Even as reefer container freight rates soar, shipping companies are “far from keeping up” with seasonal demands for perishables.
According to Drewry, a weighted average of fares on the 15 major “refrigerant-intensive” trade lanes jumped 26% in the first quarter, following a seasonal increase in freight demand and higher freight surcharges. hold.
That put rates at their highest level since the reefer index launched in 2017, and Drewry expects rates to rise further in the second quarter.
“However, these increases are modest compared to the inexorable rise in dry freight rates,” explained Philip Gray, research manager for refrigerated shipping.
“Constricted availability of container equipment and lack of slot capacity were major drivers of higher freight rates as a recovering refrigerated trade struggled to compete with more profitable dry freight traffic. for space.”
And, he added, “Despite record levels of reefer container production in the first quarter, Drewry expects equipment availability to remain limited over the next few years.”

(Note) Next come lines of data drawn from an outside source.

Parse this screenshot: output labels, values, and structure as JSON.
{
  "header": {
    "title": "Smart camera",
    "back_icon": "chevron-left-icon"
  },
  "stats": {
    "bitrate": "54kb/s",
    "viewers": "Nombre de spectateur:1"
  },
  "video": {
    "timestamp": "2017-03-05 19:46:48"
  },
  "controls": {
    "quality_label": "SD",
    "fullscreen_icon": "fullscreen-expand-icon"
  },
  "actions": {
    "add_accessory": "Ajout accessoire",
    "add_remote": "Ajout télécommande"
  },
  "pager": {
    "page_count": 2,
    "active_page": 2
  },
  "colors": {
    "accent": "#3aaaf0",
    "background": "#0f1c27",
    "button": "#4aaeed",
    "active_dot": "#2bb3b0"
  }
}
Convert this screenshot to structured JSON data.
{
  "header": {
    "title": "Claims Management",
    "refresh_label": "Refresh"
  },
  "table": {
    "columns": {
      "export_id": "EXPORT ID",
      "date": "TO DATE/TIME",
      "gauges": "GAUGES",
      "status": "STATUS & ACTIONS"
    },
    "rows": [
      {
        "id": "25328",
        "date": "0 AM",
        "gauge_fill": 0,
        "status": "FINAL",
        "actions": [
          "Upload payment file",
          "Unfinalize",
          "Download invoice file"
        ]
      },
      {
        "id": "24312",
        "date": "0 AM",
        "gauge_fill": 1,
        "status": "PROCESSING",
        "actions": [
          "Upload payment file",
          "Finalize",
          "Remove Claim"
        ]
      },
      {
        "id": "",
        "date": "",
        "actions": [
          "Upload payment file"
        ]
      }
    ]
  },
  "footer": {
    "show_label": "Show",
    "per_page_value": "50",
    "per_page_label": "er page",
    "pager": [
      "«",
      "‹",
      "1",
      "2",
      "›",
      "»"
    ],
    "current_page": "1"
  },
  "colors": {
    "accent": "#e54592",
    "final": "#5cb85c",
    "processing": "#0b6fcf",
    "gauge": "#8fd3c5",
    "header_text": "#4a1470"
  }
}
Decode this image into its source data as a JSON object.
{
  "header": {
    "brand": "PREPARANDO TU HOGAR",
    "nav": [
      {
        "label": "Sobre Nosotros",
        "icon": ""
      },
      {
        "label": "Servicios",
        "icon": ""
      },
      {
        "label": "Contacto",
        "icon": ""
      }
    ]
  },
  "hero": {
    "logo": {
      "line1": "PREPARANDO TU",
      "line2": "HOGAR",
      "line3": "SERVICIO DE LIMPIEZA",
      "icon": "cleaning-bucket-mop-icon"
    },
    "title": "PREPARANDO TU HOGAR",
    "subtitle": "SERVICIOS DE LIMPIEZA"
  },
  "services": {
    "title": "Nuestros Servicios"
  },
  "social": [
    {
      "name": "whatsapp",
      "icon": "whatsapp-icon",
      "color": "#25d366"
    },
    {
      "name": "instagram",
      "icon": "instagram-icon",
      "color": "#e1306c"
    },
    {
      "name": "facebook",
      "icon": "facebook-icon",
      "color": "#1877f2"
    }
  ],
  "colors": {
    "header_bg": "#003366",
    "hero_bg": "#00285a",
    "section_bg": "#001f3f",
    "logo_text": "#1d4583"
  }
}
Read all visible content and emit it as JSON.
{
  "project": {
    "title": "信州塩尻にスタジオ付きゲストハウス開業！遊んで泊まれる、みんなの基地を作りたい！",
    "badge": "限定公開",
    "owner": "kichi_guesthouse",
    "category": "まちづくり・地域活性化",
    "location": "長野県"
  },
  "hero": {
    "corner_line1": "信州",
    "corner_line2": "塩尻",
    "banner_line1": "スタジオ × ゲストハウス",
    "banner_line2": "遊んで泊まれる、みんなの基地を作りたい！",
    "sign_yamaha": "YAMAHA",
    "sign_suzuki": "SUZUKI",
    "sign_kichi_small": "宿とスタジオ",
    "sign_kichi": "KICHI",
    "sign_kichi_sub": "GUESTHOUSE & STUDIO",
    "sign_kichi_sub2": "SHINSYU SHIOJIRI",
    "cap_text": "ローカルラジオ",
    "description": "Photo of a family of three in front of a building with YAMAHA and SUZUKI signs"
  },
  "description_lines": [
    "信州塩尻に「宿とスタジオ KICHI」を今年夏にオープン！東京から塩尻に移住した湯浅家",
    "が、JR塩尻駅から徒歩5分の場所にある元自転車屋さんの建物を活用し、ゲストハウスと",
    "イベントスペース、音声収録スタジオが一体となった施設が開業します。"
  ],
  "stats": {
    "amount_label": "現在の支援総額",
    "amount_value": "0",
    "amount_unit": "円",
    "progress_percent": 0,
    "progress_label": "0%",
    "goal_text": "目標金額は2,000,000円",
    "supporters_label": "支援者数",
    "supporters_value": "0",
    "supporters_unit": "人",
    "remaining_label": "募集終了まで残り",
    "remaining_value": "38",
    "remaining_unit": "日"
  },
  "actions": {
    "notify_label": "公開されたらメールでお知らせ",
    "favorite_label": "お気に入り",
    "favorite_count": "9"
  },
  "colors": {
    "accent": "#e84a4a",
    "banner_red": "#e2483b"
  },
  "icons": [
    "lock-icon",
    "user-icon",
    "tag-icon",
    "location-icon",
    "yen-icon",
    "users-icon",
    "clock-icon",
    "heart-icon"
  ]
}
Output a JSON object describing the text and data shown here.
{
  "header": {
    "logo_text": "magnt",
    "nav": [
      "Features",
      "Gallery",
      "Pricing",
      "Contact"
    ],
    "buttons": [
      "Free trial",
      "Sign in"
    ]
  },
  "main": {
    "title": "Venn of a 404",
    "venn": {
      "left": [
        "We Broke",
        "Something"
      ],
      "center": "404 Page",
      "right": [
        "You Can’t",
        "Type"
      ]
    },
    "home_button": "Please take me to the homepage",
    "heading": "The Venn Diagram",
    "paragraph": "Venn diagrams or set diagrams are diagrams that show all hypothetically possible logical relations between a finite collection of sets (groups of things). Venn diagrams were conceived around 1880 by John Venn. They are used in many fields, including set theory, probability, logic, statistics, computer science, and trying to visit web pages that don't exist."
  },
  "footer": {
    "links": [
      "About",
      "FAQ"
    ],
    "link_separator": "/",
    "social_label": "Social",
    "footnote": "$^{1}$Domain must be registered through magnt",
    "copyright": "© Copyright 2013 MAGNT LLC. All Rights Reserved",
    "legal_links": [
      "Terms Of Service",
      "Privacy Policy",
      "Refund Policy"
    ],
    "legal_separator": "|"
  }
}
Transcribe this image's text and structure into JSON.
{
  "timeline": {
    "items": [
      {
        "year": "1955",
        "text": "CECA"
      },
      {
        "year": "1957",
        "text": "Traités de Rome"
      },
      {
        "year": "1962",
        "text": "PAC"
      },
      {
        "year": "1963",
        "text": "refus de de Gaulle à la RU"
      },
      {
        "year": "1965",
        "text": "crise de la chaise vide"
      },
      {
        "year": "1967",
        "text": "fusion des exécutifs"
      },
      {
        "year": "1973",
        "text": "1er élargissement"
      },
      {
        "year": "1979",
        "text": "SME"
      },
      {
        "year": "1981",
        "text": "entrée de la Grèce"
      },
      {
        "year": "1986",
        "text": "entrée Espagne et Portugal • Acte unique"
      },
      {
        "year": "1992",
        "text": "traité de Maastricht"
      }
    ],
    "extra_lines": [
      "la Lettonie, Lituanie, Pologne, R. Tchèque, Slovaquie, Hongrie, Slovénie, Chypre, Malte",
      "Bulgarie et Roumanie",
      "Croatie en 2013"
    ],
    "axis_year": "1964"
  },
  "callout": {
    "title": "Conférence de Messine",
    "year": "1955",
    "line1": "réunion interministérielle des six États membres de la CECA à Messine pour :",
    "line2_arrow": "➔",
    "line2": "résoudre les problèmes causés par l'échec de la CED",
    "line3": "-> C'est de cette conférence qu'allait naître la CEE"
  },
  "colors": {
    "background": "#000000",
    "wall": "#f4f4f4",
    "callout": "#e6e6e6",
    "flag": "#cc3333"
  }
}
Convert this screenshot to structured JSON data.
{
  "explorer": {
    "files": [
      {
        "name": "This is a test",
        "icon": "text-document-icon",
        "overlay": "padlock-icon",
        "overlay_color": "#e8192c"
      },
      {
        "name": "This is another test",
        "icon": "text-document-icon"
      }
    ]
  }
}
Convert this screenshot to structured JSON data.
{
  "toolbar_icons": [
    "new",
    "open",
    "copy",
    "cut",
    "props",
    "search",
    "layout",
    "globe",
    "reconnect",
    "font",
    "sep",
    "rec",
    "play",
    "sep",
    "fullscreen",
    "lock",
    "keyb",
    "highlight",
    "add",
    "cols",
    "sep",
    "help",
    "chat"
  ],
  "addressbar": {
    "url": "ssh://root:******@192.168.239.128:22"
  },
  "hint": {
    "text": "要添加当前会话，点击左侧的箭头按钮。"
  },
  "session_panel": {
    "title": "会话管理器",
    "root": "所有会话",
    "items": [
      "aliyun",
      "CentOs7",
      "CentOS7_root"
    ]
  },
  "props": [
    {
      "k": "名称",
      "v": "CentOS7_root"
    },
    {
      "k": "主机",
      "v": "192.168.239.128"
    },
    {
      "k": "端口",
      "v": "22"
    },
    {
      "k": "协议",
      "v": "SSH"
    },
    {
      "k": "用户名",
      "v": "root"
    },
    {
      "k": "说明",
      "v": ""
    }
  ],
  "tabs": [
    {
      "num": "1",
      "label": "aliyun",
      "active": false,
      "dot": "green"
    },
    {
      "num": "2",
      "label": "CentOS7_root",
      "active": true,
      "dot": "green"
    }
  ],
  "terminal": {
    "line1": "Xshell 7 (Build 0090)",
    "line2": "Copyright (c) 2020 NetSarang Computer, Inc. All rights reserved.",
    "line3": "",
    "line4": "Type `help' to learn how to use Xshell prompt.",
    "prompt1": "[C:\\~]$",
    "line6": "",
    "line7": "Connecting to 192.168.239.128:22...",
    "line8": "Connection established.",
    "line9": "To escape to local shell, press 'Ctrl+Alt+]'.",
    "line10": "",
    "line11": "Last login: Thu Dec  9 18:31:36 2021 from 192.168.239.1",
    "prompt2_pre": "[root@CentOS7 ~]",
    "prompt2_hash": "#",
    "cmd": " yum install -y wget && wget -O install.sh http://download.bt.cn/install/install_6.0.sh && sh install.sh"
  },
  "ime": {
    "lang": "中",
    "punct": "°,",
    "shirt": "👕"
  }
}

Last year, specialist reefers began to make a comeback amid delays and port disruptions when Covid first hit, particularly in China. Indeed, Drewry said, the ongoing disruption has dramatically increased demand for conventional vessels, the strongest in a decade, underscored by “charter equivalents above the 100 cents/cubic foot/30 day threshold.”
Meanwhile, with two key fruit seasons ahead, the reefer situation is “a real nightmare” for customers, according to Rafael Llerena, CEO of 3PL specialist EasyFresh.
He said The Loadstar“Traditionally, reefer traffic has been unbalanced, which creates bottlenecks in equipment flows, and any new harvest or season has always been a challenge. These days, you can multiply the challenge by a thousand.
For example, he said, carriers normally place empties ahead of all seasons, such as South African citrus and Egyptian grapes, which start soon but usually only meet demand for the first few weeks.
“They’re a long way off, and that’s really worrying,” added Llerena.
“For example, for the South African citrus season, around 120,000 reefers are needed between April and October. This is why the demand for specialized reefers has been at its peak for a decade.
He said demand for citrus fruits had been “surprisingly high” last year, due to the pandemic, and many new chilled food businesses had sprung up around the world.
Mr Llerena explained: “Brexit and new free trade agreements are shaping new freight links and new international relationships, including intra-America, intra-Asia, Africa-Asia and Egypt-Latin America.
“We see new routes, new products – organic, meatless, aquaculture, hydroponic – new cross-traffic, new origins, new destinations; that happens. So, aside from vaccines, a huge surge of business is happening across the globe within the cold logistics industry.
“Obviously, a holistic view and high service standards are required, commitment and reliability are more important than ever, and supplier support is vital. Most of the time we are – although frankly that doesn’t happen with shipping companies.